Voice Over • Video Narration
Telling the story of the colonization of Alabama from Britain
English (North American)
Young Adult (18-35)
North American, US General American (GenAm), US West Coast (California, Portland)
Note: Transcripts are generated using speech recognition software and may contain errors.
In the early 17 hundreds, waves of English, Irish, Scots and Germans flocked to America in search of a new life. Many Englishmen arrived as indentured servants and worked in the tobacco industry. Others were sons of aristocrats who came to start their own homesteads. The Scots Irish left behind persecution and governmental restrictions in the woolen industry. In the harbor's along the Virginia and Carolina coastline, they worked in the colonial linen trade, crafting, transporting and exporting goods. German settlers left behind a home and racked by warfare, pestilence, disease and economic instability. In the early 18 hundreds, Alabama fever gripped thousands of farmers from Virginia, Tennessee and the Carolinas. The cotton boom of the previous century had destroyed the soil on the Eastern seaboard. So in the U. S, government forcibly relocated the Indian Creek nation and opened up millions of acres of land. Many planters left their farms and headed directly to Alabama. The early years were difficult, and most newcomers eked out there, living as humble farmers. Conflict was common between the Native Americans and white settlers who had poured into Alabama. Wealthy plantation owners brought enslaved African Americans from the east and droves to plant cotton In the fertile upland region known as the Black Belt. Horror farmers grew corn in the wire grass hill country of the North. It wasn't long before there were lumber and textile mills, newspapers, mercantile shops, banks and better transportation. Establishing a new cotton kingdom. Thes people formed communities based on shared circumstances like geography, religion, language and politics. They married and had families within these communities that lasted over generations. And today their descendants, which likely include you, are connected through a share genetic code found in their DNA. Your ancestors didn't take a DNA test, but you did your DNA. Let's ancestor connect you to genetic communities of today and the people and places that make up your past come explore who the early settlers of northern Alabama were and the events and choices they made that led to you
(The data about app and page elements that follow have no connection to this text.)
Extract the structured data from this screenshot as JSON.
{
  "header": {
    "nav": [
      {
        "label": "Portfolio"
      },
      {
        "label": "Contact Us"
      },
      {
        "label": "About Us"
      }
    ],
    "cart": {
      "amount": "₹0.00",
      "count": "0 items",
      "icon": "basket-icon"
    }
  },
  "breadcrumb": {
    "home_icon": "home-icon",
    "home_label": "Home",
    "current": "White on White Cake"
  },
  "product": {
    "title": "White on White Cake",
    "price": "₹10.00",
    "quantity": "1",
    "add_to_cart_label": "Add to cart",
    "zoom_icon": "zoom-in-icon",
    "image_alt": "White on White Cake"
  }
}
Everyman, Narrator, Professor, Storyteller, Instructor, Articulate, Authentic, Authoritative, Casual, Conversational, Deep, Educational, Narrator, Trustworthy, Warm, North American, US General American (GenAm), US West Coast (California, Portland)